▶ _Your assignment_: Copy out every entry precisely.

▶ _Supplied data_:

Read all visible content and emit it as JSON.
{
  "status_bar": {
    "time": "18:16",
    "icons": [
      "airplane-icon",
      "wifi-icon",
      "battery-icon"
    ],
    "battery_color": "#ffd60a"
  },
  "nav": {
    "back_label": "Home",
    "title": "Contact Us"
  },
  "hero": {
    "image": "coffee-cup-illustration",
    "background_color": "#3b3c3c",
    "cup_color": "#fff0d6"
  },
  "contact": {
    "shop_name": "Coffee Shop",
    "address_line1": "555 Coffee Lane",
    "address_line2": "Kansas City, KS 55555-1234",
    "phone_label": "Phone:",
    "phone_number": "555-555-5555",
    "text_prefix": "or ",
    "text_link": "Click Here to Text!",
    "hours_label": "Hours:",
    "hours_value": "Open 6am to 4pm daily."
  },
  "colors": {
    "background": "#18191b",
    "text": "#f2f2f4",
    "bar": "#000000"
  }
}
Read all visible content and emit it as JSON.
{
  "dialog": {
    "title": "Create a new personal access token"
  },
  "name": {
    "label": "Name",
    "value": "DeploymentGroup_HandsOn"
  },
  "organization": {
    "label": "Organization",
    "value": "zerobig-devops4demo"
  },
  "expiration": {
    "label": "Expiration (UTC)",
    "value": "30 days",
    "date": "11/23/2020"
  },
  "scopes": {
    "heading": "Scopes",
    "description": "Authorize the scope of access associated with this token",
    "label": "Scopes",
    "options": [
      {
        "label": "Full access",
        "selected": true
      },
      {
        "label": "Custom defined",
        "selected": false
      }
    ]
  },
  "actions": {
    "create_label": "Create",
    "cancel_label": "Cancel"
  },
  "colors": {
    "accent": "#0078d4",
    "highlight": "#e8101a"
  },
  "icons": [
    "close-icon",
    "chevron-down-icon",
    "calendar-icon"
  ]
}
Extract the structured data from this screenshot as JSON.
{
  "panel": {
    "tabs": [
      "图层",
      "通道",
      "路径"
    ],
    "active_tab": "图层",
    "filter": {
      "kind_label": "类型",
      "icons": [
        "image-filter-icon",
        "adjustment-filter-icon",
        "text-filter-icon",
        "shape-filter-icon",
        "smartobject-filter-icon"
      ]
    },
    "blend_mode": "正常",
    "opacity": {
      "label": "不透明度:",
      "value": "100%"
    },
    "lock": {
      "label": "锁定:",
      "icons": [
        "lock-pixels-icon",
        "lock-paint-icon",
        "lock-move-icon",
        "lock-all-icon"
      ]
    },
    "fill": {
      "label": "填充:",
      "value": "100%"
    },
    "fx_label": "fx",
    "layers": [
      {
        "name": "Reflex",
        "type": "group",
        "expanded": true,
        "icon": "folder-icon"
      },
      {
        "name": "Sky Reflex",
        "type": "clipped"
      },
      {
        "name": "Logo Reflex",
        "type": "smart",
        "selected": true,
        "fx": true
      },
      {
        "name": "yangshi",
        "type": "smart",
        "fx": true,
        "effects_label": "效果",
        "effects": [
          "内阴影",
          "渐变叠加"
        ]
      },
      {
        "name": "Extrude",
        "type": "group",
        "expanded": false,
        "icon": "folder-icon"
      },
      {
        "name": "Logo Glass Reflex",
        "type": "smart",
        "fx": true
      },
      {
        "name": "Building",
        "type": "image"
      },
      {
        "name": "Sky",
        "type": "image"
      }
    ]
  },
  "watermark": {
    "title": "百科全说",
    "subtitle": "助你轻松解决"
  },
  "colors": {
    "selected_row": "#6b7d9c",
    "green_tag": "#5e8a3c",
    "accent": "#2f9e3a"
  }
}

▶ _Exercise solution_:
Read all visible content and emit it as JSON.
{
  "status_bar": {
    "time": "18:16",
    "icons": [
      "airplane-icon",
      "wifi-icon",
      "battery-icon"
    ],
    "battery_color": "#ffd60a"
  },
  "nav": {
    "back_label": "Home",
    "title": "Contact Us"
  },
  "hero": {
    "image": "coffee-cup-illustration",
    "background_color": "#3b3c3c",
    "cup_color": "#fff0d6"
  },
  "contact": {
    "shop_name": "Coffee Shop",
    "address_line1": "555 Coffee Lane",
    "address_line2": "Kansas City, KS 55555-1234",
    "phone_label": "Phone:",
    "phone_number": "555-555-5555",
    "text_prefix": "or ",
    "text_link": "Click Here to Text!",
    "hours_label": "Hours:",
    "hours_value": "Open 6am to 4pm daily."
  },
  "colors": {
    "background": "#18191b",
    "text": "#f2f2f4",
    "bar": "#000000"
  }
}
Read all visible content and emit it as JSON.
{
  "dialog": {
    "title": "Create a new personal access token"
  },
  "name": {
    "label": "Name",
    "value": "DeploymentGroup_HandsOn"
  },
  "organization": {
    "label": "Organization",
    "value": "zerobig-devops4demo"
  },
  "expiration": {
    "label": "Expiration (UTC)",
    "value": "30 days",
    "date": "11/23/2020"
  },
  "scopes": {
    "heading": "Scopes",
    "description": "Authorize the scope of access associated with this token",
    "label": "Scopes",
    "options": [
      {
        "label": "Full access",
        "selected": true
      },
      {
        "label": "Custom defined",
        "selected": false
      }
    ]
  },
  "actions": {
    "create_label": "Create",
    "cancel_label": "Cancel"
  },
  "colors": {
    "accent": "#0078d4",
    "highlight": "#e8101a"
  },
  "icons": [
    "close-icon",
    "chevron-down-icon",
    "calendar-icon"
  ]
}
Extract the structured data from this screenshot as JSON.
{
  "panel": {
    "tabs": [
      "图层",
      "通道",
      "路径"
    ],
    "active_tab": "图层",
    "filter": {
      "kind_label": "类型",
      "icons": [
        "image-filter-icon",
        "adjustment-filter-icon",
        "text-filter-icon",
        "shape-filter-icon",
        "smartobject-filter-icon"
      ]
    },
    "blend_mode": "正常",
    "opacity": {
      "label": "不透明度:",
      "value": "100%"
    },
    "lock": {
      "label": "锁定:",
      "icons": [
        "lock-pixels-icon",
        "lock-paint-icon",
        "lock-move-icon",
        "lock-all-icon"
      ]
    },
    "fill": {
      "label": "填充:",
      "value": "100%"
    },
    "fx_label": "fx",
    "layers": [
      {
        "name": "Reflex",
        "type": "group",
        "expanded": true,
        "icon": "folder-icon"
      },
      {
        "name": "Sky Reflex",
        "type": "clipped"
      },
      {
        "name": "Logo Reflex",
        "type": "smart",
        "selected": true,
        "fx": true
      },
      {
        "name": "yangshi",
        "type": "smart",
        "fx": true,
        "effects_label": "效果",
        "effects": [
          "内阴影",
          "渐变叠加"
        ]
      },
      {
        "name": "Extrude",
        "type": "group",
        "expanded": false,
        "icon": "folder-icon"
      },
      {
        "name": "Logo Glass Reflex",
        "type": "smart",
        "fx": true
      },
      {
        "name": "Building",
        "type": "image"
      },
      {
        "name": "Sky",
        "type": "image"
      }
    ]
  },
  "watermark": {
    "title": "百科全说",
    "subtitle": "助你轻松解决"
  },
  "colors": {
    "selected_row": "#6b7d9c",
    "green_tag": "#5e8a3c",
    "accent": "#2f9e3a"
  }
}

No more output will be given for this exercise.